**DATA TO PROCESS**
----------

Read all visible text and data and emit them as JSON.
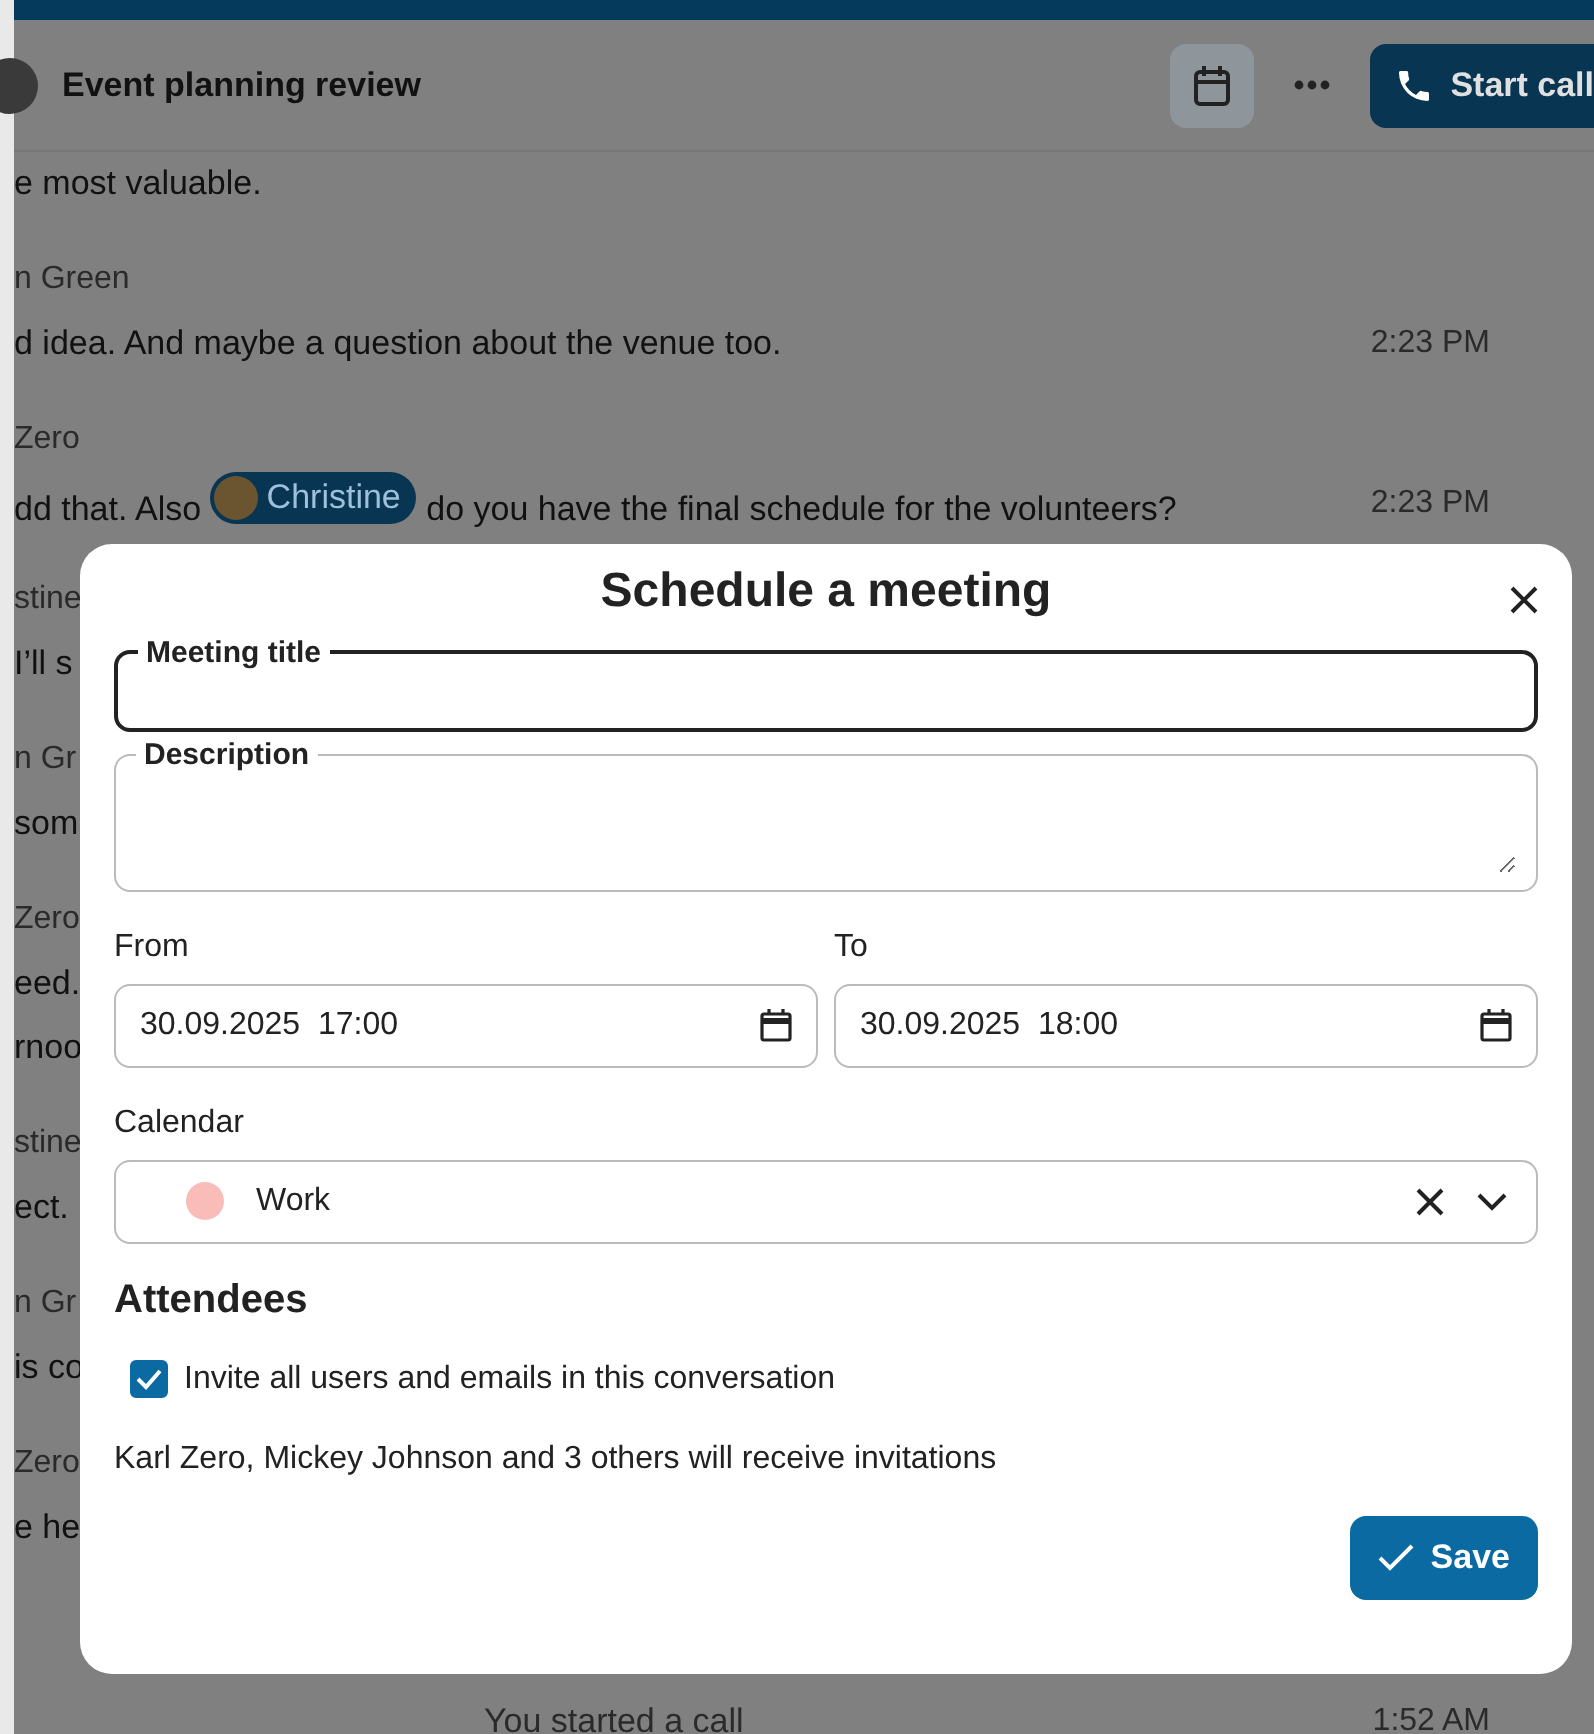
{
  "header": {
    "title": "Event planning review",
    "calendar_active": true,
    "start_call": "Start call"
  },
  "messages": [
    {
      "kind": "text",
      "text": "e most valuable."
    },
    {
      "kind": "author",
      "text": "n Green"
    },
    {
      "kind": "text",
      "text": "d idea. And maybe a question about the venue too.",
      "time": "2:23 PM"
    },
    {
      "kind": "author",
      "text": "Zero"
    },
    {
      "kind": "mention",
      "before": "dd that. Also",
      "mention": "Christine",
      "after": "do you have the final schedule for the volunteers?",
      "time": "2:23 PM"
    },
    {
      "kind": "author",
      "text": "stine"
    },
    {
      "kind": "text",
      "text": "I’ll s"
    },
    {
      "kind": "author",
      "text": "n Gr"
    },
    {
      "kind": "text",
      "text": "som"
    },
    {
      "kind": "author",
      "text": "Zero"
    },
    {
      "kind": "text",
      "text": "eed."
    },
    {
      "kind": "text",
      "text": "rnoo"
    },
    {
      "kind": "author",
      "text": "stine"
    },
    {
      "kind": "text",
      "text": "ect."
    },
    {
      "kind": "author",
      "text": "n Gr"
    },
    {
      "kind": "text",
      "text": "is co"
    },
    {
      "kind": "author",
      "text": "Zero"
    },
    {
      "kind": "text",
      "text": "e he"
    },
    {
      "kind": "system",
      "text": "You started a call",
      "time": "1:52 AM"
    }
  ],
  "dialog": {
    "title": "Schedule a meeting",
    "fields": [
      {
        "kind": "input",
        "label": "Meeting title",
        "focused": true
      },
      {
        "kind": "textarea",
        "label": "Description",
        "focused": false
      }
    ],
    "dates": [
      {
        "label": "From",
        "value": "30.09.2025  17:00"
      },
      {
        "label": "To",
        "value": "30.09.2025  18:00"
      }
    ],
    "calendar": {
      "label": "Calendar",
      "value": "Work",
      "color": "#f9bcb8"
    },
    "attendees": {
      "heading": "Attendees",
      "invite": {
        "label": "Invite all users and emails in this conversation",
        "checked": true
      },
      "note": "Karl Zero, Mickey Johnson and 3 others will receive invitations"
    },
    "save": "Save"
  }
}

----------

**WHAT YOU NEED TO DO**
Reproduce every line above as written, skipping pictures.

**RESULT BELOW**
Read all visible text and data and emit them as JSON.
{
  "header": {
    "title": "Event planning review",
    "calendar_active": true,
    "start_call": "Start call"
  },
  "messages": [
    {
      "kind": "text",
      "text": "e most valuable."
    },
    {
      "kind": "author",
      "text": "n Green"
    },
    {
      "kind": "text",
      "text": "d idea. And maybe a question about the venue too.",
      "time": "2:23 PM"
    },
    {
      "kind": "author",
      "text": "Zero"
    },
    {
      "kind": "mention",
      "before": "dd that. Also",
      "mention": "Christine",
      "after": "do you have the final schedule for the volunteers?",
      "time": "2:23 PM"
    },
    {
      "kind": "author",
      "text": "stine"
    },
    {
      "kind": "text",
      "text": "I’ll s"
    },
    {
      "kind": "author",
      "text": "n Gr"
    },
    {
      "kind": "text",
      "text": "som"
    },
    {
      "kind": "author",
      "text": "Zero"
    },
    {
      "kind": "text",
      "text": "eed."
    },
    {
      "kind": "text",
      "text": "rnoo"
    },
    {
      "kind": "author",
      "text": "stine"
    },
    {
      "kind": "text",
      "text": "ect."
    },
    {
      "kind": "author",
      "text": "n Gr"
    },
    {
      "kind": "text",
      "text": "is co"
    },
    {
      "kind": "author",
      "text": "Zero"
    },
    {
      "kind": "text",
      "text": "e he"
    },
    {
      "kind": "system",
      "text": "You started a call",
      "time": "1:52 AM"
    }
  ],
  "dialog": {
    "title": "Schedule a meeting",
    "fields": [
      {
        "kind": "input",
        "label": "Meeting title",
        "focused": true
      },
      {
        "kind": "textarea",
        "label": "Description",
        "focused": false
      }
    ],
    "dates": [
      {
        "label": "From",
        "value": "30.09.2025  17:00"
      },
      {
        "label": "To",
        "value": "30.09.2025  18:00"
      }
    ],
    "calendar": {
      "label": "Calendar",
      "value": "Work",
      "color": "#f9bcb8"
    },
    "attendees": {
      "heading": "Attendees",
      "invite": {
        "label": "Invite all users and emails in this conversation",
        "checked": true
      },
      "note": "Karl Zero, Mickey Johnson and 3 others will receive invitations"
    },
    "save": "Save"
  }
}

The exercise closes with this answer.